When I first started my business, I didn’t work exactly in my current specialty. I started as a professional organizer who specialized in productivity, systems and time management for entrepreneurs. Like most solopreneurs, my focus has changed and will probably continue to evolve over time.
Like many solopreneurs, I assumed all I had to do was set up an online brochure (aka a website), print some cards and get to it. I knew my stuff and got great results so how could word not spread like wildfire right? Ha, ha. Wrong.
I thought I’d be spending a little time every week on “business,” things like paperwork and an occassional lunch or coffee meeting. Even with my extensive business background I was unprepared for just how important it is to be an excellent business owner and not just an excellent provider of whatever you offer.
Fast forward a few years, and investments of time, money and energy into my own learning and I’m so much wiser. What I finally get now is that as much as we spend time getting the skills we sell up to par, we have to invest in getting business skills up to par as well. You can be the best at what you do, but if you don’t run a solid business you won’t be successful. Like it or not, the day you opened shop you became a business owner.
That brings me to the point of this article – get help with the business part of your business. No matter how great you are at what you do, you still need to run a business that works great for you and there are people and products that can help you with this. Of couse, this is what I do so it would be dishonest to say I wouldn’t be thrilled if you choose me for help. However, I’m hugely committed to the success of solopreneurs everywhere, so if I’m not your pick that’s fine but please pick someone or something.

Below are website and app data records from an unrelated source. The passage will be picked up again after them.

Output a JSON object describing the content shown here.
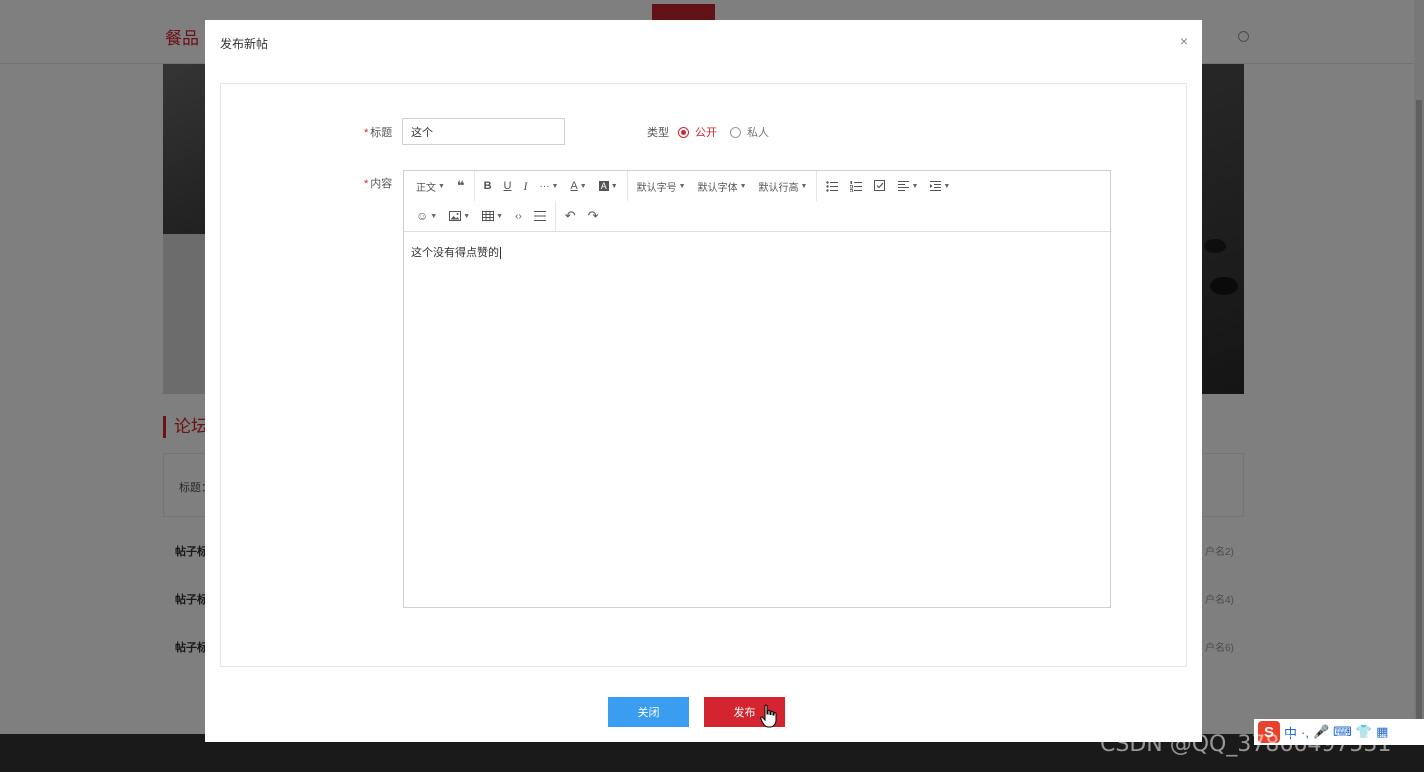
{
  "background": {
    "logo": "餐品",
    "section_title": "论坛",
    "search_label": "标题：",
    "rows": [
      {
        "title": "帖子标",
        "user": "户名2)"
      },
      {
        "title": "帖子标",
        "user": "户名4)"
      },
      {
        "title": "帖子标",
        "user": "户名6)"
      }
    ]
  },
  "dialog": {
    "title": "发布新帖",
    "close_glyph": "×",
    "form": {
      "title_label": "标题",
      "title_value": "这个",
      "type_label": "类型",
      "type_options": [
        {
          "label": "公开",
          "checked": true
        },
        {
          "label": "私人",
          "checked": false
        }
      ],
      "content_label": "内容",
      "required_mark": "*"
    },
    "editor": {
      "toolbar": {
        "heading": "正文",
        "quote": "❝",
        "bold": "B",
        "underline": "U",
        "italic": "I",
        "more": "···",
        "font_color": "A",
        "bg_color": "A",
        "font_size": "默认字号",
        "font_family": "默认字体",
        "line_height": "默认行高",
        "emoji": "☺",
        "code": "‹›",
        "undo": "↶",
        "redo": "↷"
      },
      "content": "这个没有得点赞的"
    },
    "buttons": {
      "close": "关闭",
      "publish": "发布"
    }
  },
  "taskbar": {
    "ime": "中",
    "watermark": "CSDN @QQ_37866497531"
  },
  "colors": {
    "brand_red": "#d3242f",
    "primary_blue": "#3a9df0"
  }
}
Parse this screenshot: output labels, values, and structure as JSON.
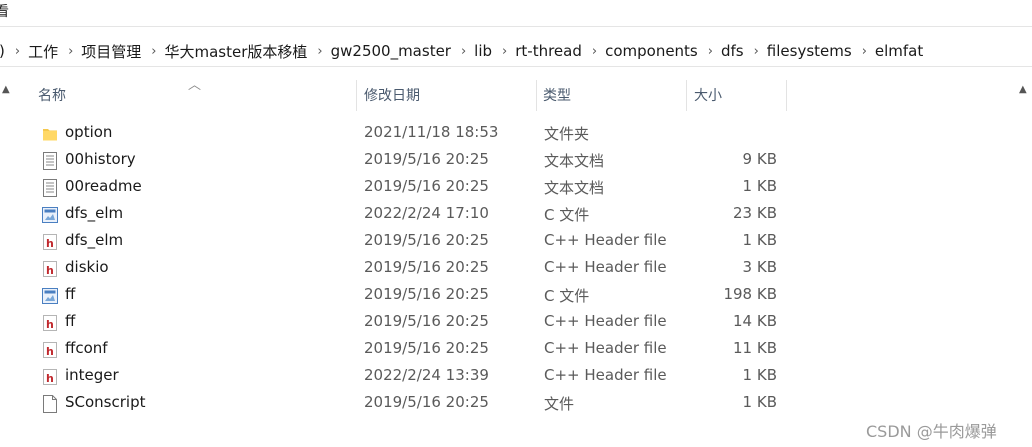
{
  "menu": {
    "view_label": "看"
  },
  "breadcrumb": {
    "lead": ")",
    "items": [
      "工作",
      "项目管理",
      "华大master版本移植",
      "gw2500_master",
      "lib",
      "rt-thread",
      "components",
      "dfs",
      "filesystems",
      "elmfat"
    ]
  },
  "columns": {
    "name": "名称",
    "date": "修改日期",
    "type": "类型",
    "size": "大小"
  },
  "files": [
    {
      "name": "option",
      "date": "2021/11/18 18:53",
      "type": "文件夹",
      "size": "",
      "icon": "folder-icon"
    },
    {
      "name": "00history",
      "date": "2019/5/16 20:25",
      "type": "文本文档",
      "size": "9 KB",
      "icon": "text-file-icon"
    },
    {
      "name": "00readme",
      "date": "2019/5/16 20:25",
      "type": "文本文档",
      "size": "1 KB",
      "icon": "text-file-icon"
    },
    {
      "name": "dfs_elm",
      "date": "2022/2/24 17:10",
      "type": "C 文件",
      "size": "23 KB",
      "icon": "c-file-icon"
    },
    {
      "name": "dfs_elm",
      "date": "2019/5/16 20:25",
      "type": "C++ Header file",
      "size": "1 KB",
      "icon": "header-file-icon"
    },
    {
      "name": "diskio",
      "date": "2019/5/16 20:25",
      "type": "C++ Header file",
      "size": "3 KB",
      "icon": "header-file-icon"
    },
    {
      "name": "ff",
      "date": "2019/5/16 20:25",
      "type": "C 文件",
      "size": "198 KB",
      "icon": "c-file-icon"
    },
    {
      "name": "ff",
      "date": "2019/5/16 20:25",
      "type": "C++ Header file",
      "size": "14 KB",
      "icon": "header-file-icon"
    },
    {
      "name": "ffconf",
      "date": "2019/5/16 20:25",
      "type": "C++ Header file",
      "size": "11 KB",
      "icon": "header-file-icon"
    },
    {
      "name": "integer",
      "date": "2022/2/24 13:39",
      "type": "C++ Header file",
      "size": "1 KB",
      "icon": "header-file-icon"
    },
    {
      "name": "SConscript",
      "date": "2019/5/16 20:25",
      "type": "文件",
      "size": "1 KB",
      "icon": "generic-file-icon"
    }
  ],
  "watermark": "CSDN @牛肉爆弹",
  "colors": {
    "folder": "#f5c84c",
    "header_red": "#c0282d",
    "c_blue": "#4a7fc1"
  }
}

Getting help with your business should not only be a non-negotiable in your set-up, but it should also be an ongoing activity you are always doing. Now that I see how much this kind of help can shortcut my success, I’m always on the lookout for the next thing to boost me. Start paying attention to what your are having difficulty with so you can be on the lookout for your next solution. Whatever problem you are having, it’s likely someone else has faced it, solved it and now sells the solution to.
One final point – beware of any purchasing more help than you’ve implemented. Try to only buy as much as you can put into practice soon, otherwise you’ll end up with a backlog of “shelf help,” i.e. things you’ve paid for but haven’t implemented and are sitting on the shelf and not helping you. The only time I make an exception to this is when I see something at a really great price that I know I will need soon.
What kind of help do you use in your business? What has it helped you achieve? What do you wish you had gotten help on sooner?